Writers are a little below clowns and a little above trained seals.
It is true that we are weak and sick and ugly and quarrelsome but if that is all we ever were, we would millenniums ago have disappeared from the face of the earth.
I am impelled, not to squeak like a grateful and apologetic mouse, but to roar like a lion out of pride in my profession.
The Mojave is a big desert and a frightening one. It’s as though nature tested a man for endurance and constancy to prove whether he was good enough to get to California.
I hold that a writer who does not passionately believe in the perfectibility of man has no dedication nor any membership in literature.
Time is the only critic without ambition.
In utter loneliness a writer tries to explain the inexplicable.
A guy goes nuts if he ain’t got nobody. Don’t make no difference who the guy is, long’s he’s with you.
The writer must believe that what he is doing is the most important thing in the world. And he must hold to this illusion even when he knows it is not true.
How can we live without our lives? How will we know it’s us without our past?
I have owed you this letter for a very long time — but my fingers have avoided the pencil as though it were an old and poisoned tool.
You got a god.
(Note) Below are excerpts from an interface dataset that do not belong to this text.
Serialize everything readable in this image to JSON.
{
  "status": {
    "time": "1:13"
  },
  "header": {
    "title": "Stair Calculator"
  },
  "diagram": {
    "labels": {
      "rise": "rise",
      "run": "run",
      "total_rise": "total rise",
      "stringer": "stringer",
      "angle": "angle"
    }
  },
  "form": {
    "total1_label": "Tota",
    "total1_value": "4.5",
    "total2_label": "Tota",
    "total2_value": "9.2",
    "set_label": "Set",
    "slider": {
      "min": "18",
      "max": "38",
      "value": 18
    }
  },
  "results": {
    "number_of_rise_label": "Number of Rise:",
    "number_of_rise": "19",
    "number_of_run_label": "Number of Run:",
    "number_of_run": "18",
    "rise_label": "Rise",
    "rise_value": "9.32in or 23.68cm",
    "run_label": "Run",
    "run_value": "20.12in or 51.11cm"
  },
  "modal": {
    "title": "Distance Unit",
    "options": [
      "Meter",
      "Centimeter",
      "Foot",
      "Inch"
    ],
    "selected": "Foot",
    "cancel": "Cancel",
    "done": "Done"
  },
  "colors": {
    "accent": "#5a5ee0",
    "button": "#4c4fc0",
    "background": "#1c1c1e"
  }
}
Don’t make no difference if you don’t know what he looks like.
Men do change, and change comes like a little wind that ruffles the curtains at dawn, and it comes like the stealthy perfume of wildflowers hidden in the grass.